11. Listening to them, I see two distinct worlds— one of the family, caught in a web of poverty, burdened by the stigma of caste in which they are born; the other a vicious circle of the sahukars, the middlemen, the policemen, the keepers of law, the bureaucrats and the politicians. Together they have imposed the baggage on the child that he cannot put down. Before he is aware, he accepts it as naturally as his father. To do anything else would mean to dare. And daring is not part of his growing up. When I sense a flash of it in Mukesh I am cheered. “I want to be a motor mechanic,’ he repeats. He will go to a garage and learn. But the garage is a long way from his home. “I will walk,” he insists. “Do you also dream of flying a plane?” He is suddenly silent. “No,” he says, staring at the ground. In his small murmur there is an embarrassment that has not yet turned into regret. He is content to dream of cars that he sees hurtling down the streets of his town. Few airplanes fly over Firozabad.
- two distinct worlds: two clearly different environments or situations.
- web of poverty: a complex and challenging situation of poverty.
- burdened by the stigma of caste: oppressed by the negative perception associated with their social caste.
- vicious circle: a cycle of negative events or influences.
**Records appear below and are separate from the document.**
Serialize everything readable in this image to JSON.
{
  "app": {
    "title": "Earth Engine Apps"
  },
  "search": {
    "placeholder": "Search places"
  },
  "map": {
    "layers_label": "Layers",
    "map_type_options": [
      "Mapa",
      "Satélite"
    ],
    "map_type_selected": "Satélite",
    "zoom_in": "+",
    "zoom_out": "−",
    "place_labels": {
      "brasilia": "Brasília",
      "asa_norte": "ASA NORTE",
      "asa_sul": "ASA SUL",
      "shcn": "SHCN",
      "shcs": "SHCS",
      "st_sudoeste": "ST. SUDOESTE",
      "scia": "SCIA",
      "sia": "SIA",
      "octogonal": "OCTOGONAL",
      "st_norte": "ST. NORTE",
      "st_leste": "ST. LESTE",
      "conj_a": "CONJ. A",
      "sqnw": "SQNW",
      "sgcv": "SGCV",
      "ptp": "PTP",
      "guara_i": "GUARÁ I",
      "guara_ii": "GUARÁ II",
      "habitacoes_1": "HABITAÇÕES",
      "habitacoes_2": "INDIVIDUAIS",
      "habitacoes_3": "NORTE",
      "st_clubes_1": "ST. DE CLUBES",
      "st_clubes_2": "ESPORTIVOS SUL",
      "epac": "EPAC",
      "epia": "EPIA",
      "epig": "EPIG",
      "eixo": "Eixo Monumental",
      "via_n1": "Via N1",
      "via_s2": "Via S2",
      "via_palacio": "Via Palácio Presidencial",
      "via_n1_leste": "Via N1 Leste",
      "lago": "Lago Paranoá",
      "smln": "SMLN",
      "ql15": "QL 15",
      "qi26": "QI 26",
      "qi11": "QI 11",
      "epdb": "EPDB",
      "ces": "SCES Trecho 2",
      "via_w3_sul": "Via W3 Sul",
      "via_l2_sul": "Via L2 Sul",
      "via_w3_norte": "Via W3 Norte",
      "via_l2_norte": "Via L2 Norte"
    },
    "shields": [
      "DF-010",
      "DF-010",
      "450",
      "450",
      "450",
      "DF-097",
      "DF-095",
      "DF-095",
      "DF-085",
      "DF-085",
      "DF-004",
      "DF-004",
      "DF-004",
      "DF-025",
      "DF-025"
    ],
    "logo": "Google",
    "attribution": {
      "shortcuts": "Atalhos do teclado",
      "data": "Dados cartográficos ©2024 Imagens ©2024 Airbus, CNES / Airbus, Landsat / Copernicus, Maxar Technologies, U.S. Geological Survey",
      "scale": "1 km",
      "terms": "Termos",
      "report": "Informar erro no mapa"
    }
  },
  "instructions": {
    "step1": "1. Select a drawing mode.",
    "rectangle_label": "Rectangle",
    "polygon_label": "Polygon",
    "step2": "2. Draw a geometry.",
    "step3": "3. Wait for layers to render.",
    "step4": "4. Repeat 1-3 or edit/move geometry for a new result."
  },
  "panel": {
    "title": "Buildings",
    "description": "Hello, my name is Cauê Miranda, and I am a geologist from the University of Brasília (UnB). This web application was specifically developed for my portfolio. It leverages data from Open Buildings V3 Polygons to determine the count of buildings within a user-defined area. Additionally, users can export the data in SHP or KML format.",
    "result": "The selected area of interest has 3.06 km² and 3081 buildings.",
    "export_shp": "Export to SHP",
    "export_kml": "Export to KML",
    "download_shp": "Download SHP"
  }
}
- sahukars: moneylenders or wealthy individuals who often take advantage of those in financial need.
- middlemen: intermediaries who stand between producers and consumers, sometimes exploiting both.
- keepers of law: individuals responsible for enforcing laws, such as the police.
- bureaucrats: government officials responsible for administration and implementing policies.
- politicians: individuals in positions of political power.
- imposed the baggage: forced the burdens or challenges onto them.
- dare: to challenge or go against something.
- daring is not part of his growing up: the culture and circumstances discourage taking risks or challenging the norm.
- flash of it in Mukesh: a brief moment or glimpse of this attitude in Mukesh.
- motor mechanic: someone who repairs and maintains vehicles.
- garage: a place where vehicles are repaired and maintained.
- long way from his home: a significant distance from where he lives.
- staring at the ground: looking down at the floor, often indicating hesitation or embarrassment.
- embarrassment that has not yet turned into regret: feeling self-conscious or uneasy about something without fully regretting it yet.
- content to dream of cars: satisfied with the aspiration of becoming a motor mechanic and working with cars.
- hurtling down the streets: moving quickly along the streets.
- few airplanes fly over Firozabad: not many airplanes are seen flying in the sky above Firozabad.
In this passage, the narrator reflects on the distinct worlds of the bangle-making families and the system that surrounds them, which includes sahukars, middlemen, police, bureaucrats, and politicians. The passage discusses how the burdens of poverty and societal constraints are passed down from one generation to another. The narrator observes that daring to challenge these circumstances is rare due to the lack of opportunity and the weight of tradition. Mukesh’s desire to become a motor mechanic stands out as a glimmer of hope in a system that discourages ambition. However, the passage also reveals how the dream is confined to what is locally accessible and achievable, as evidenced by Mukesh’s contentment with the idea of working with cars. The limited aspirations reflect the constrained environment they live in.